Our weekend promises to be a stunner….almost 60 degrees according to our local weather guy, Topper. If you are trying to figure out what’s happening weatherwise in DC, the national weather news is not very accurate. So we’ve listened to Topper forever.
Isn’t it funny how your local weather guy is one of the few people on TV you trust. Besides, he’s known locally as are other CBS reporters. My dog veternarian knew Topper when he worked in Knoxville TN where she attended UT. She says he hasn’t changed.

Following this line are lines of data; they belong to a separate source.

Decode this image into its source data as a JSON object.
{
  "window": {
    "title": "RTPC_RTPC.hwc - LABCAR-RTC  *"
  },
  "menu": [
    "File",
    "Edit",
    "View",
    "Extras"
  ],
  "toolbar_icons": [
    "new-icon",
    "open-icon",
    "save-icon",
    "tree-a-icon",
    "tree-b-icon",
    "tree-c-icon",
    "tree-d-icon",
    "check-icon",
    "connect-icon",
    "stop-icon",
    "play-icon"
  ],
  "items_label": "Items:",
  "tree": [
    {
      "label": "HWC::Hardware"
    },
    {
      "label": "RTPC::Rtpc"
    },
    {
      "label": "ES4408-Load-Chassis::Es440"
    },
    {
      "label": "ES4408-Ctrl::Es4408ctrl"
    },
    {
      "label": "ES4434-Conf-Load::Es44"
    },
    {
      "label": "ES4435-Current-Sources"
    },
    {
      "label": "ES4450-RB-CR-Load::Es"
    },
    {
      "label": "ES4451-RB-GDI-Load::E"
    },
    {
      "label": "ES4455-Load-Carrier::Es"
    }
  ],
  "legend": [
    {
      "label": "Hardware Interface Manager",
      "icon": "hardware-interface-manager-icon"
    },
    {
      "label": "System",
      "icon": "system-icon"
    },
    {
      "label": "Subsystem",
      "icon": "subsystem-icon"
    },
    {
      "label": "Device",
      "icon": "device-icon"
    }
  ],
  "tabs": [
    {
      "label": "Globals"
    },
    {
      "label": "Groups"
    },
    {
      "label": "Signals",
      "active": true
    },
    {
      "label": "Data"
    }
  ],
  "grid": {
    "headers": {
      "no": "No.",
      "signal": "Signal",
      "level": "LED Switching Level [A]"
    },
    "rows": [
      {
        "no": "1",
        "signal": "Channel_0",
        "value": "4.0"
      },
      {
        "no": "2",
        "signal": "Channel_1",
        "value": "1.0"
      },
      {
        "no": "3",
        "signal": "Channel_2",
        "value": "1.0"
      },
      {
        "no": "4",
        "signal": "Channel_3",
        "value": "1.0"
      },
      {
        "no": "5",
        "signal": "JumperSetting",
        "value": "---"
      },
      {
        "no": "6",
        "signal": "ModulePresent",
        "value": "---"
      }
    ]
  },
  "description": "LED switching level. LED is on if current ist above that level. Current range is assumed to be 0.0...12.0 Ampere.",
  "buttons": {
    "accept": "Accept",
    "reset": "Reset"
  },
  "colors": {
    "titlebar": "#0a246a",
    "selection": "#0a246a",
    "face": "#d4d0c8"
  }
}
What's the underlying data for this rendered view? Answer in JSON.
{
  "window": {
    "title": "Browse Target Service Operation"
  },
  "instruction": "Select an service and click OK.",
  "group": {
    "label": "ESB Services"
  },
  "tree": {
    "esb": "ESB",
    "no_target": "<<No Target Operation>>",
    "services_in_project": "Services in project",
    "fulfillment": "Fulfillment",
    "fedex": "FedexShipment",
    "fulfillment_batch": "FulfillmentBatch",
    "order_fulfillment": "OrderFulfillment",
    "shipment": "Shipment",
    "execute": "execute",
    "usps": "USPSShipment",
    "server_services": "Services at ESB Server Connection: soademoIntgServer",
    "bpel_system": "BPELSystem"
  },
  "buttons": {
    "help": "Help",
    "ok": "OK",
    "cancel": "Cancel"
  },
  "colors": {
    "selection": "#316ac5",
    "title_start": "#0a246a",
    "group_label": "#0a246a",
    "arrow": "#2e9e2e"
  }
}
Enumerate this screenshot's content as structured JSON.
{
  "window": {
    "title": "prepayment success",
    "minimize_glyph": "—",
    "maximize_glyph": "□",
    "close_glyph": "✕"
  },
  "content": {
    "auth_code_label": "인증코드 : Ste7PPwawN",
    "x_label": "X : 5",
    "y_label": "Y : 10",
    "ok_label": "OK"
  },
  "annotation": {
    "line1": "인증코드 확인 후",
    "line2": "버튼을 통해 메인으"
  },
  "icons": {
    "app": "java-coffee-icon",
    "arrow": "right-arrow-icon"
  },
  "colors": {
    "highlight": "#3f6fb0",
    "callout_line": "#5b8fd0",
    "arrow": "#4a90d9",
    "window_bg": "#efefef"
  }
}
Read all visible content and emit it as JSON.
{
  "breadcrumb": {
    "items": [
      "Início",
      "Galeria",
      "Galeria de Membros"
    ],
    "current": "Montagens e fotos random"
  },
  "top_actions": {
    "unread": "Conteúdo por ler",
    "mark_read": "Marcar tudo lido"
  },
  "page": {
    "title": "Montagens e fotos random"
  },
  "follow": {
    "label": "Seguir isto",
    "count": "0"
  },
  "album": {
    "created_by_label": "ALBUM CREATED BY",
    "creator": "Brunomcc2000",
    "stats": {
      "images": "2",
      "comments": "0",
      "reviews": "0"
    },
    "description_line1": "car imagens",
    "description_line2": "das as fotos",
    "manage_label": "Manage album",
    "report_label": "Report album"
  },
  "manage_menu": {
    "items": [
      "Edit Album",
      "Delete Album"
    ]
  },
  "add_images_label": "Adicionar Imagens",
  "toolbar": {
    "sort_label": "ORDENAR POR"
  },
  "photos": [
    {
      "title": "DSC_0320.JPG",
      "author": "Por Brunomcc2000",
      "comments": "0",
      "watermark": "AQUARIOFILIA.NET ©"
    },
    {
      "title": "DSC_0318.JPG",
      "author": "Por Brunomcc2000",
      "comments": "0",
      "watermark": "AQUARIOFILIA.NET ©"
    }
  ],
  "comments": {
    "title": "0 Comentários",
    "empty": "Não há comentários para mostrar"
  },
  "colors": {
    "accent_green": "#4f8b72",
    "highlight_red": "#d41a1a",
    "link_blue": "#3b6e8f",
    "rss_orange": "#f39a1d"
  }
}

Still has the same boyish charm.
A few years ago, when she took her four girls to have their Flu shots, Connie was interviewed by one of the local reporters, Peggy Fox. What fun to see all the girls on TV.
But that wasn’t Connie’s first TV appearance. Back in the early 1970s, our Girl Scout troop participated in a city-wide “bike-in” from Mount Vernon (near where we lived). The bike trail runs parallel to the Potomac, past National Airport and across Memorial bridge to the Mall. CBS news crews were filming, and we appered on the evening news biking into the city.
This week, after a conversation with neighbor Mary who has lived in the same house here in Arlington all her life (except for eight years in Hawaii in the 1970s), I got to thinking about the many trips I had made to downtown DC over the past 55 years, beginning with the day we moved to the area…the day JFK was inaugurated.
January 20, 1961, we were trying to reach Silver Spring MD from the Virginia side, to visit my husband’s aunt and cousins. We had driven up Route 1, which in those pre-beltway and Interstate days meant driving through DC. Suddenly we found our car entirely surrounded by donkeys. Donkeys, donkeys everywhere from the Inauguration Parade. But what struck me were the chickens in backyards next to the Capitol building.
One of my professors at Georgetown told us that before the big government expansion in the 1960s, the city was a small Southern town. Even WWII hadn’t altered the city much. Today, the temporary war department buildings are mostly gone. Much of the rest of the city (outside NW) was wooden housing from the nineteenth century and burned during the riots in the late 1960s or was torn down in recent years.
The locals call it “Potomac Fever.” As long as I can remember, I’ve been interested in politics and Washington DC. In the early 1950s, when Mom made a trip from NC to the UN for a Girl Scout convention in New York City, she traveled by rail via DC. Knowing of my infatuation with Washington she bought a charm bracelet in Union Station. The charms on the bracelet included all the monuments, the Capitol building and White House.
One year, I met a girl from Washington DC at Girl Scout camp who became a pen pal for many years. I thought she was grand. However, like the charm bracelet, her letters disappeared on one of those many moves I made as a military wife.